Practicing forgiveness can help reduce stress.
Forgiveness is powerful. It is not being a pushover. It is not forgetting. It may not always mean reconciliation and does not mean never getting angry. Corrie ten Boom, who’d been in a concentration camp, forgave her guards and in her book said, “When you forgive someone, the prisoner you free is yourself.”
It is a choice. Forgiveness allows us to stop looking back, be more centered in the present and have hope for the future. Michigan State University Extension includes a session on forgiveness within the RELAX: Alternatives to Anger course because of the emotional and physical benefits of forgiving. Practicing forgiveness allows us to focus on the present by letting go of the past and starting fresh. We are then able to experience anger and react in constructive rather than destructive ways. Recently in a class held in Gaylord a participant shared, “ I lost 90 pounds and avoided back surgery by working with a counselor/therapist to forgive my parents for my childhood.”

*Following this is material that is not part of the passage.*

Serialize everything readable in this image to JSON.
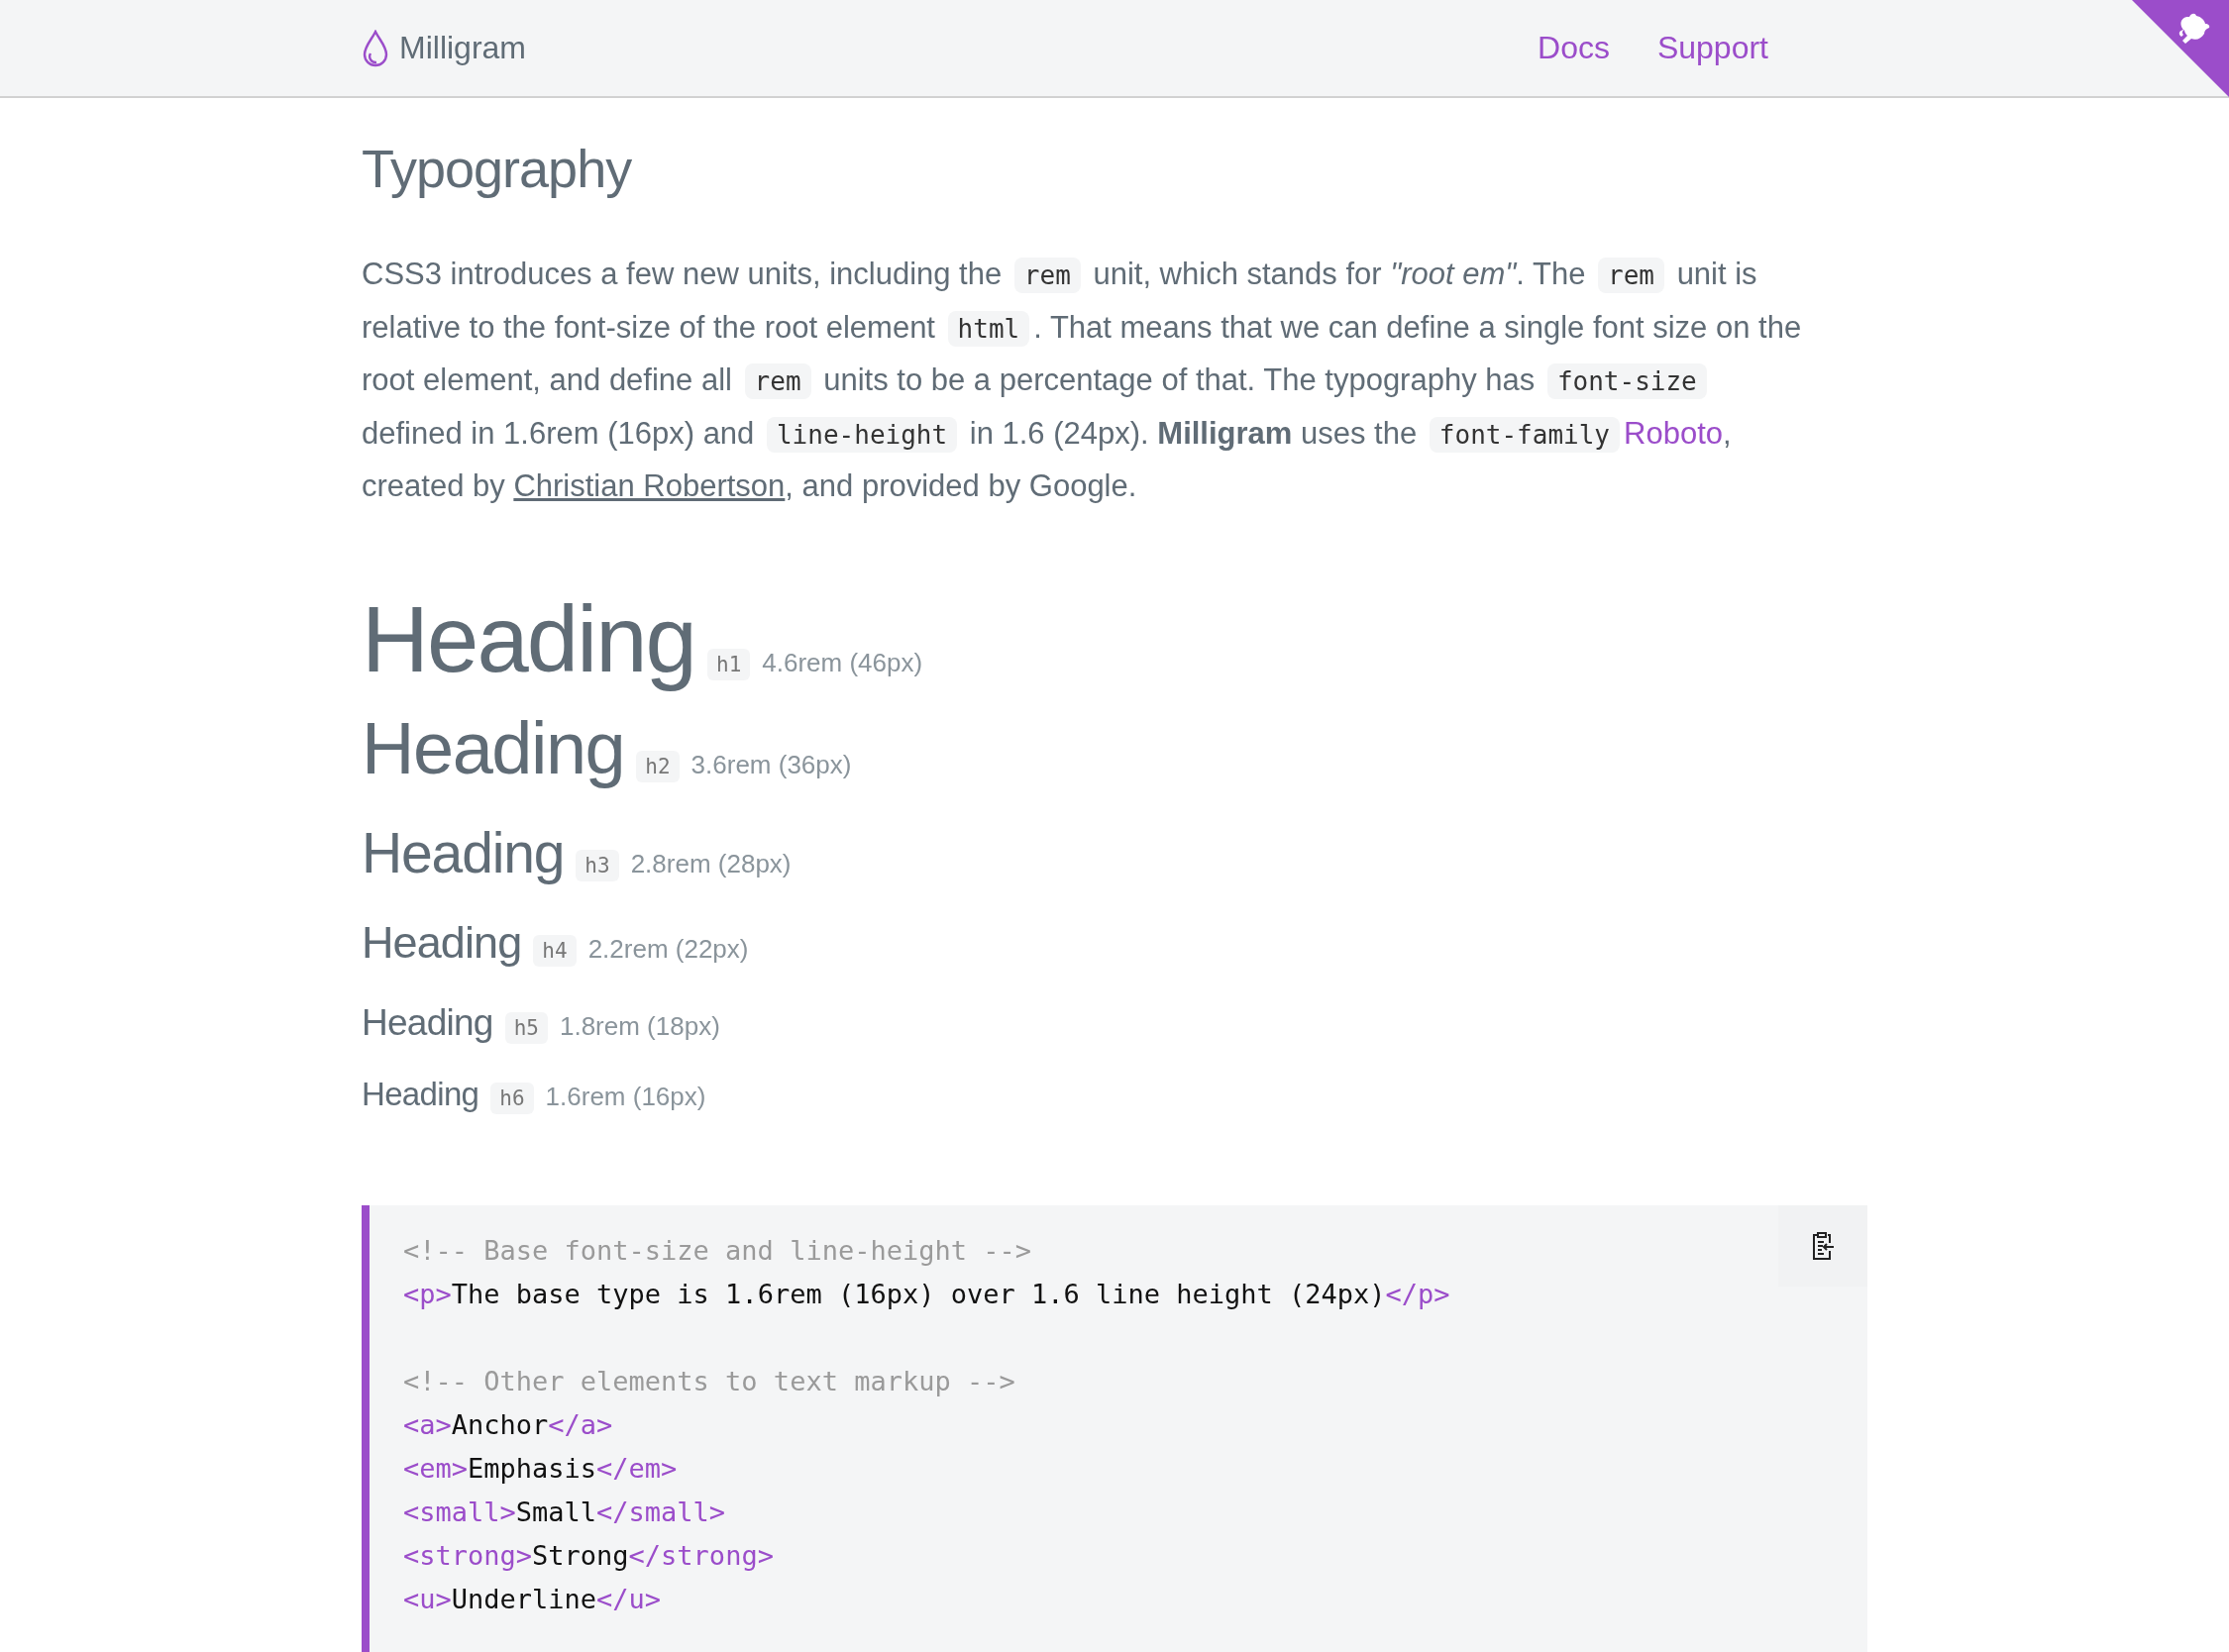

People who are practicing forgiveness identified the following:
- Fewer health problems
- Less stress
- Have fewer physical symptoms of stress
Buddha said, “Holding onto your anger is like grasping a hot coal with the intention of throwing it at someone else; you are the one getting burned.” After criminal and civil cases, and 10 years of time another program participant was was able to forgive the drunk driver that caused the accident which landed her and her children in the hospital for 31 days. She said, “I had to forgive him for me. It was eating me from the inside out.”
People who are not practicing forgiveness may experience one or more of the following:
- Experience tight muscles.
- Have a restricted blood flow.
- Take longer to recover from injury or surgery.
- Experience chronic pain.
- Have digestive issues.
- Be more susceptible to infection and illness due to a suppressed immune system.